Stored data:
##############################

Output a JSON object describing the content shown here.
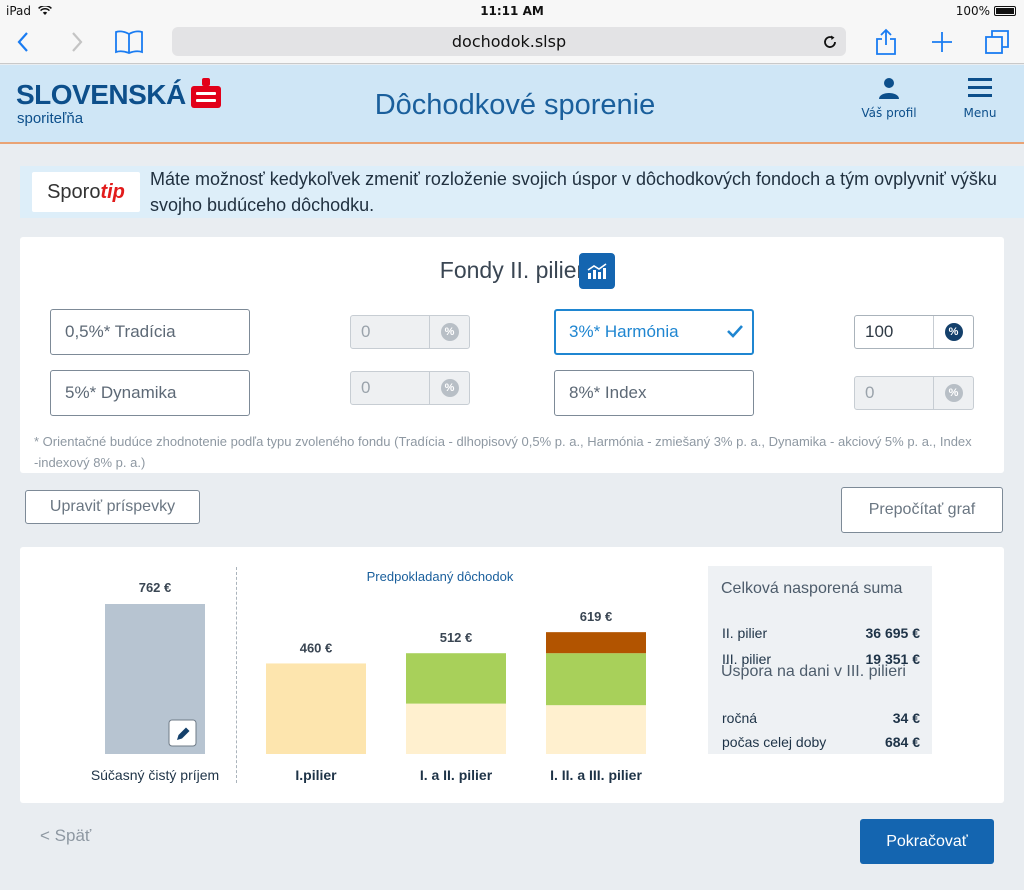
{
  "status_bar": {
    "device": "iPad",
    "time": "11:11 AM",
    "battery": "100%"
  },
  "browser": {
    "url": "dochodok.slsp"
  },
  "header": {
    "logo_main": "SLOVENSKÁ",
    "logo_sub": "sporiteľňa",
    "title": "Dôchodkové sporenie",
    "profile_label": "Váš profil",
    "menu_label": "Menu"
  },
  "tip": {
    "logo_left": "Sporo",
    "logo_right": "tip",
    "text": "Máte možnosť kedykoľvek zmeniť rozloženie svojich úspor v dôchodkových fondoch a tým ovplyvniť výšku svojho budúceho dôchodku."
  },
  "funds": {
    "title": "Fondy II. pilier",
    "items": [
      {
        "label": "0,5%* Tradícia",
        "value": "0",
        "selected": false
      },
      {
        "label": "3%* Harmónia",
        "value": "100",
        "selected": true
      },
      {
        "label": "5%*  Dynamika",
        "value": "0",
        "selected": false
      },
      {
        "label": "8%* Index",
        "value": "0",
        "selected": false
      }
    ],
    "percent_symbol": "%",
    "footnote": "* Orientačné budúce zhodnotenie podľa typu zvoleného fondu (Tradícia - dlhopisový 0,5% p. a., Harmónia - zmiešaný 3% p. a., Dynamika - akciový 5% p. a., Index -indexový 8% p. a.)"
  },
  "actions": {
    "adjust_contributions": "Upraviť príspevky",
    "recalculate_chart": "Prepočítať graf",
    "back": "< Späť",
    "continue": "Pokračovať"
  },
  "chart_data": {
    "type": "bar",
    "title": "Predpokladaný dôchodok",
    "income": {
      "label": "Súčasný čistý príjem",
      "value": 762,
      "value_label": "762 €"
    },
    "categories": [
      "I.pilier",
      "I. a II. pilier",
      "I. II. a III. pilier"
    ],
    "totals_labels": [
      "460 €",
      "512 €",
      "619 €"
    ],
    "totals": [
      460,
      512,
      619
    ],
    "series": [
      {
        "values": [
          460,
          256,
          248
        ],
        "color": "#fde7b3"
      },
      {
        "values": [
          0,
          256,
          264
        ],
        "color": "#a8d05a"
      },
      {
        "values": [
          0,
          0,
          107
        ],
        "color": "#b25400"
      }
    ],
    "ylim": [
      0,
      762
    ],
    "colors": {
      "income": "#b7c4d1",
      "first_pillar_only": "#fde5ae",
      "first_pillar": "#fff0cf"
    }
  },
  "summary": {
    "total_title": "Celková nasporená suma",
    "rows_total": [
      {
        "key": "II. pilier",
        "value": "36 695 €"
      },
      {
        "key": "III. pilier",
        "value": "19 351 €"
      }
    ],
    "tax_title": "Úspora na dani v III. pilieri",
    "rows_tax": [
      {
        "key": "ročná",
        "value": "34 €"
      },
      {
        "key": "počas celej doby",
        "value": "684 €"
      }
    ]
  }
}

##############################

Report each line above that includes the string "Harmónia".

        "label": "3%* Harmónia",
    "footnote": "* Orientačné budúce zhodnotenie podľa typu zvoleného fondu (Tradícia - dlhopisový 0,5% p. a., Harmónia - zmiešaný 3% p. a., Dynamika - akciový 5% p. a., Index -indexový 8% p. a.)"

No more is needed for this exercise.